▶ **INPUT**
========================
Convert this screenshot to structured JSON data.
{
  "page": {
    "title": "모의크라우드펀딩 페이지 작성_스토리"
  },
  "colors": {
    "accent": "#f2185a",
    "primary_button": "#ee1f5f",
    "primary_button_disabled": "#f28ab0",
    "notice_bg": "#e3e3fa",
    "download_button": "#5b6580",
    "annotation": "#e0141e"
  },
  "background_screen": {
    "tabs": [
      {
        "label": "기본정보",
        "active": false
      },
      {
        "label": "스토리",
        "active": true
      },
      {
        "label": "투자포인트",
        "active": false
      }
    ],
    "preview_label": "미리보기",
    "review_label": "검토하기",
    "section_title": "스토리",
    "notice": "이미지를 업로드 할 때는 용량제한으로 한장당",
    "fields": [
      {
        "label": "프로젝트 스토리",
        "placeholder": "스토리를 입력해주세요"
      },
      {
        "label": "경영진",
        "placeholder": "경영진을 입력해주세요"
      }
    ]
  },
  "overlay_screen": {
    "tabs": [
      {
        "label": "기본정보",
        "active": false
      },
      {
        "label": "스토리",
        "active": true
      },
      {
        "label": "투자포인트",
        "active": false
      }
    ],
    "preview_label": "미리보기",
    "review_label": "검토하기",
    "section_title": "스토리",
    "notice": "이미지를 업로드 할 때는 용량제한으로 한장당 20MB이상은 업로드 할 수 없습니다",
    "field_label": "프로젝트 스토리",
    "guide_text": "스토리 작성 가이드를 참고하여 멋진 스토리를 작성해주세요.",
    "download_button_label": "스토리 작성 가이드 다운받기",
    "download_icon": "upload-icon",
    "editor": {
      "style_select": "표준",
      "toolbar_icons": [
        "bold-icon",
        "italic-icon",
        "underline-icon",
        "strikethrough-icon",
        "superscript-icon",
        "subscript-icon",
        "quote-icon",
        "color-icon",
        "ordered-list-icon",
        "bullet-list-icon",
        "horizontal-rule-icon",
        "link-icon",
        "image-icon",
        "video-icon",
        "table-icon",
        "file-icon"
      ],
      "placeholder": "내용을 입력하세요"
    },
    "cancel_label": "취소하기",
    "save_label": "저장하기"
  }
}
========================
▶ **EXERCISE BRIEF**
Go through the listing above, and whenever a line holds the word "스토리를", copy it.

▶ **SOLVED PROBLEM**
        "placeholder": "스토리를 입력해주세요"
    "guide_text": "스토리 작성 가이드를 참고하여 멋진 스토리를 작성해주세요.",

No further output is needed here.